Copy every line below. Do not alter any of them.
───── DATA FOR THIS TASK
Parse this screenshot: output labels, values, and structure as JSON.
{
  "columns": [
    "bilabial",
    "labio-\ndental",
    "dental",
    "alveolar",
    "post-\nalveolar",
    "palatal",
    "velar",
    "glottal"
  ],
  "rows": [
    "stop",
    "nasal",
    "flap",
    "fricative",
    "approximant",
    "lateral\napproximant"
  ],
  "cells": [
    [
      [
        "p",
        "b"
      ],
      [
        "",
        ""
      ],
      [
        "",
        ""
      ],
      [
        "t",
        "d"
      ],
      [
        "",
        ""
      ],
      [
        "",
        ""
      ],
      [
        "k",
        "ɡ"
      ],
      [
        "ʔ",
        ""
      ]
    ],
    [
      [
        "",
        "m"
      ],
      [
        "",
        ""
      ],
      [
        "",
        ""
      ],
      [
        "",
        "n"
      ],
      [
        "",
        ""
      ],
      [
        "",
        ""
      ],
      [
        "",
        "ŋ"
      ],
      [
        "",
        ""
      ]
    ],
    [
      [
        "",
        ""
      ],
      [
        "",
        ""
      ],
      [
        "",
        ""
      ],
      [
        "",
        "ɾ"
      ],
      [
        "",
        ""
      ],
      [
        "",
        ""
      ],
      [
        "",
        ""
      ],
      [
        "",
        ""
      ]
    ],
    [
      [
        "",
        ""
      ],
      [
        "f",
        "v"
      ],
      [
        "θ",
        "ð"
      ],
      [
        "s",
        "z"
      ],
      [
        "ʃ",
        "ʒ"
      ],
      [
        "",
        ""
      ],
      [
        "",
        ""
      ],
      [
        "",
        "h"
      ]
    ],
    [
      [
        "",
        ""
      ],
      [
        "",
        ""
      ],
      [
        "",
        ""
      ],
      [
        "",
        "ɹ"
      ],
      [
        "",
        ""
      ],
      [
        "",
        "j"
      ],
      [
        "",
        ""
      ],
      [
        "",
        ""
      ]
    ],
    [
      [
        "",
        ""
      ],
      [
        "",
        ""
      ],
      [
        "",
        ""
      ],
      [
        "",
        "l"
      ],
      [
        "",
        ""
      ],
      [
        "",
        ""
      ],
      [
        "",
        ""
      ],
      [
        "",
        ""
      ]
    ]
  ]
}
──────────
# TASK RESPONSE
Parse this screenshot: output labels, values, and structure as JSON.
{
  "columns": [
    "bilabial",
    "labio-\ndental",
    "dental",
    "alveolar",
    "post-\nalveolar",
    "palatal",
    "velar",
    "glottal"
  ],
  "rows": [
    "stop",
    "nasal",
    "flap",
    "fricative",
    "approximant",
    "lateral\napproximant"
  ],
  "cells": [
    [
      [
        "p",
        "b"
      ],
      [
        "",
        ""
      ],
      [
        "",
        ""
      ],
      [
        "t",
        "d"
      ],
      [
        "",
        ""
      ],
      [
        "",
        ""
      ],
      [
        "k",
        "ɡ"
      ],
      [
        "ʔ",
        ""
      ]
    ],
    [
      [
        "",
        "m"
      ],
      [
        "",
        ""
      ],
      [
        "",
        ""
      ],
      [
        "",
        "n"
      ],
      [
        "",
        ""
      ],
      [
        "",
        ""
      ],
      [
        "",
        "ŋ"
      ],
      [
        "",
        ""
      ]
    ],
    [
      [
        "",
        ""
      ],
      [
        "",
        ""
      ],
      [
        "",
        ""
      ],
      [
        "",
        "ɾ"
      ],
      [
        "",
        ""
      ],
      [
        "",
        ""
      ],
      [
        "",
        ""
      ],
      [
        "",
        ""
      ]
    ],
    [
      [
        "",
        ""
      ],
      [
        "f",
        "v"
      ],
      [
        "θ",
        "ð"
      ],
      [
        "s",
        "z"
      ],
      [
        "ʃ",
        "ʒ"
      ],
      [
        "",
        ""
      ],
      [
        "",
        ""
      ],
      [
        "",
        "h"
      ]
    ],
    [
      [
        "",
        ""
      ],
      [
        "",
        ""
      ],
      [
        "",
        ""
      ],
      [
        "",
        "ɹ"
      ],
      [
        "",
        ""
      ],
      [
        "",
        "j"
      ],
      [
        "",
        ""
      ],
      [
        "",
        ""
      ]
    ],
    [
      [
        "",
        ""
      ],
      [
        "",
        ""
      ],
      [
        "",
        ""
      ],
      [
        "",
        "l"
      ],
      [
        "",
        ""
      ],
      [
        "",
        ""
      ],
      [
        "",
        ""
      ],
      [
        "",
        ""
      ]
    ]
  ]
}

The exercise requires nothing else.